Everywhere I go in the world, I meet western travellers who will be living under certain travel assumptions. I am sure there are many assumptions we share, but here are two that immediately come to mind. Firstly, many assume we are all the same, right across the world. Secondly, many assume that education would solve most of the world’s problems.
As travel plans are put on hold in many parts of the world, and the travel industry watches with bated breath to see how long this will last for, it soon becomes apparent which of these is true, and to what extent.
Are we the same, right across the world?
In many ways, yes. The corona virus reminds us that we’re all humans – only here for a short time on earth. It doesn’t really matter where in the world we are, we can never transcend this, and while fitter humans battle on with no health worries, many of those in the travel industry are still paralysed by economic worry, or will soon be. Flybe have already gone bust, and airlines, travel companies and those in the tourism industry will soon find it hard to make ends meet, should this continue.
Will education solve our problems here?
If we all acted perfectly – would Coronavirus be contained and economies still continue? I’m not sure it would. Perhaps if we all hand-washed perfectly and stayed at home for weeks, the virus may stop. But then so might many businesses – permanently. If we continued on normal lives with no fear at all (whilst still handwashing etc), I’m sure the opposite may happen, and the virus would spread rapidly, as many may carry it without realising. And if we think there is a perfect combination of this, and that many of our governments are simply getting it wrong, I might suggest that it shows our mistrust in depending on our best minds to be trained to solve problems. As humans, we are not that perfectly rational. Not able to predict the future. Education may help, but its not our saviour for the travel industry or for any other.
So what can we do?
I was out working at a large sporting gathering yesterday, where we were forbidden to shake hands with the players and officials. What humoured us as officials, was that the victorious players were hugging, kissing, throwing themselves into the crowd, and piling on top of each other in a heap! An understandable reaction when you’ve won a cup! And not one which a handshake would have made much of a difference too.
- Accept our humanity
Perhaps in coming to terms with our humanity, we’ll not try and be the saviours with all the answers. Watching another YouTube video or news bulletin will most likely not change anything. And in accepting our humanity, we won’t expect our governments to get it perfect – it’s a complex thing to understand, and hard thing to legislate. And we’ll admit that even the best business leader or fittest person on earth, will still be limited by our humanity. You can think you’ve done everything right, and yet still your business may go under, or your health may be taken from you (perhaps not by this virus, but on any given day, by anything).
Yet this is one of the hardest things as a human who loves to push boundaries and develop myself, that I struggle to accept. It is so obvious yet I rail against it every day I wake up. Being diagnosed with a long-term illness helped me come to terms with this a bit, or at least revealed how much I crave independence as a world traveller!
- Confess our need of each other

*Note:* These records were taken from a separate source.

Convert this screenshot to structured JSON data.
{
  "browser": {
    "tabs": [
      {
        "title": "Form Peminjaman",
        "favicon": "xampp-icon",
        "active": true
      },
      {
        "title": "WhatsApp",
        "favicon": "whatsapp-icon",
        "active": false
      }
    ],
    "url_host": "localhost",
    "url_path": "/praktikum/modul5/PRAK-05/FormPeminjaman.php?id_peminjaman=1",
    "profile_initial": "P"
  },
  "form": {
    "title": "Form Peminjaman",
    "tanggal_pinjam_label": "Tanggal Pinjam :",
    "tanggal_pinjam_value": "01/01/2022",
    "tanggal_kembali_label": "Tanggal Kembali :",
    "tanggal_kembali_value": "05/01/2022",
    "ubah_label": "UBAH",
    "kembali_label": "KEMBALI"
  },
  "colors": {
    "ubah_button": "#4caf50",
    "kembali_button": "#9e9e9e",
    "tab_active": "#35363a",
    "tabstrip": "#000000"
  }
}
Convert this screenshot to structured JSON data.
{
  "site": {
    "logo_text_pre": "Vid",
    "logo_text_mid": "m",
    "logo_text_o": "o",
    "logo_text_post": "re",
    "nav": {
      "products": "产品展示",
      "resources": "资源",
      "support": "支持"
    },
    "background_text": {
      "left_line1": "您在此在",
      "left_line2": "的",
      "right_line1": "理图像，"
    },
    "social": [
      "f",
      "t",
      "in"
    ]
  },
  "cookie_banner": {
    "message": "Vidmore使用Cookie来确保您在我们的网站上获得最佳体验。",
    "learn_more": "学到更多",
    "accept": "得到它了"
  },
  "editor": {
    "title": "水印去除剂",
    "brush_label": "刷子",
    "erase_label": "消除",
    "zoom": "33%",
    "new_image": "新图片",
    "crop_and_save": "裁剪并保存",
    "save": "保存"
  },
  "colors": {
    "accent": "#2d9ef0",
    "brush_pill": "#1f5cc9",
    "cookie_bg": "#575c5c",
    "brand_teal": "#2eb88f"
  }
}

In fear and panic, it’s fascinating that one of the first things humans seem to do, is to look after themselves. Northern Ireland has gone relatively untouched so far by the virus, yet when I went to the shops yesterday at 10am, all toilet rolls (re-stocked at 7.30am) were nearly gone, and other food stuffs were dwindling. Instead of panicking, I wonder how many will look around to serve the needs of others today. To look to the needs of an elderly neighbour who is more at risk if they went out. To think of those in worse-affected areas and to support them.
- Look upwards
Ultimately these two previous things will start to happen more and more as we look upwards to the One who is in control. The One who gave us our humanity. The One who made travel. The One who made us to be in relationship with each other, but also with Him. For those atheist travellers amongst us, perhaps your worldview may give you the first point (we’re all the same), but by what grounds ought it motivate you to care for the least in society? (Please note what I’m not saying – many of you will be the most marvelously caring in society, more than religious people.)
I don’t say this glibly, as it’s not easy to do or to understand God’s way of working in this world. I have a wedding planned for July which I can’t get insurance for with this crisis – will it go ahead? Will family be able to fly in? I have friends who own travel firms who’ll be ruined by everyone pulling out from their holiday plans. I myself wonder about the risk of booking a honeymoon, or anything in the next six months. I have family who also (like me) are perhaps more vulnerable health-wise than many others in society. And I have friends, in some of the worst affected areas of the world.
But evidence in history points me to One who’s dealt with far more turmoil across the nations than this. One who uses even the evil in this world, to bring about His purposes. One who stepped in to save us, when our own education, society and fitness could not suffice. It is His good care of all who He has made, which I turn to look towards at times like these.
So, as we wake up each morning, may we look upwards, remember others worse off, and confess our humanity. And perhaps if we are still craving adventure and think it wise, you can consider a micro-adventure and discover the rich diversity of life right on your doorstep – wherever you live! In the meantime on this blog, we’ll be trying to support some businesses who specialise in the faith and travel market, in the days ahead.